Well OK, for int[] it's kinda silly 'cos that's the default, but in my code I've often had to write things like:

	auto z = cast(float[]) [ 1.0, 2.0, 3.0 ];

because otherwise it would be inferred as double[].

But yeah, this wouldn't work so well in generic code where you might be constructing a user-defined type.  What Andrei said about people not wanting built-in types to behave differently from user-defined types holds true here.  In an ideal language, there would be no lexical distinction between the two, and generic code would Just Work(tm).  D is a lot closer to this ideal than many other languages, I daresay even the majority of languages, but alas, it's not completely there.


T

-- 
Without geometry, life would be pointless. -- VS
December 05
On Tuesday, 4 December 2018 at 22:35:48 UTC, Jonathan M Davis wrote:
> On Tuesday, December 4, 2018 3:17:04 PM MST jmh530 via Digitalmars-d-learn wrote:
>> I've noticed that I can use int like a constructor, as in:
>>      int x = int(1);
>> but I can't do the same thing with slices
>>      int[] y = int[]([1, 2]);
>>
>> Is there something I'm missing here or is this a potential enhancement? It can make some types of generic code a little more annoying.
>
> Using parens with dynamic arrays already has a different meaning. It's how you provide the size of the dynamic array. e.g.
> [snip]

I don't think I either knew or had remembered this, thanks.
December 05
On Tuesday, 4 December 2018 at 23:28:42 UTC, H. S. Teoh wrote:

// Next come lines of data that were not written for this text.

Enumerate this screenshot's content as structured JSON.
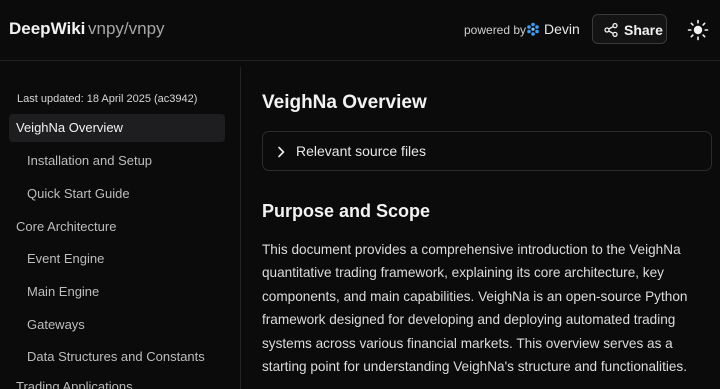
{
  "header": {
    "brand": "DeepWiki",
    "repo": "vnpy/vnpy",
    "powered_by": "powered by",
    "devin_label": "Devin",
    "share_label": "Share",
    "icons": {
      "devin": "devin-logo-icon",
      "share": "share-icon",
      "theme": "sun-icon"
    },
    "accent": "#3aa0ff"
  },
  "sidebar": {
    "last_updated": "Last updated: 18 April 2025 (ac3942)",
    "items": [
      {
        "label": "VeighNa Overview",
        "active": true
      },
      {
        "label": "Installation and Setup"
      },
      {
        "label": "Quick Start Guide"
      },
      {
        "label": "Core Architecture"
      },
      {
        "label": "Event Engine"
      },
      {
        "label": "Main Engine"
      },
      {
        "label": "Gateways"
      },
      {
        "label": "Data Structures and Constants"
      },
      {
        "label": "Trading Applications"
      }
    ]
  },
  "main": {
    "title": "VeighNa Overview",
    "source_files_label": "Relevant source files",
    "section_title": "Purpose and Scope",
    "paragraph": "This document provides a comprehensive introduction to the VeighNa quantitative trading framework, explaining its core architecture, key components, and main capabilities. VeighNa is an open-source Python framework designed for developing and deploying automated trading systems across various financial markets. This overview serves as a starting point for understanding VeighNa's structure and functionalities."
  }
}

> Well OK, for int[] it's kinda silly 'cos that's the default, but in my code I've often had to write things like:
>
> 	auto z = cast(float[]) [ 1.0, 2.0, 3.0 ];

Err,

auto z = [ 1.0f, 2, 3 ];

?
December 05
On 12/5/18 5:34 AM, Stanislav Blinov wrote:
> On Tuesday, 4 December 2018 at 23:28:42 UTC, H. S. Teoh wrote:
> 
>> Well OK, for int[] it's kinda silly 'cos that's the default, but in my code I've often had to write things like:
>>
>>     auto z = cast(float[]) [ 1.0, 2.0, 3.0 ];
> 
> Err,
> 
> auto z = [ 1.0f, 2, 3 ];
> 
> ?

But that's only because 2 promotes to float. If it's 2.0 (or let's make it 2.1 so you can't have the int cop-out), then you have to tag all the elements (a bit annoying).

However, you can also do

float[] z = [1.0, 2.0, 3.0];

which is what I'd prefer, and isn't as verbose as either the cast or the OP's suggestion. But in cases where you aren't assigning a variable, float[](1.0, 2.1, 3.5) would be more desirable than casting (since casting is dangerous).

I would say we should allow such usage. And it doesn't conflict with array multi-dimensional allocation, since that accepts not a literal, but an argument list of sizes.

-Steve
December 05
On 12/5/18 12:00 PM, Steven Schveighoffer wrote:
> But in cases where you aren't assigning a variable, float[](1.0, 2.1, 3.5) would be more desirable than casting (since casting is dangerous).

Sorry, I meant float[]([1.0, 2.1, 3.5])

-Steve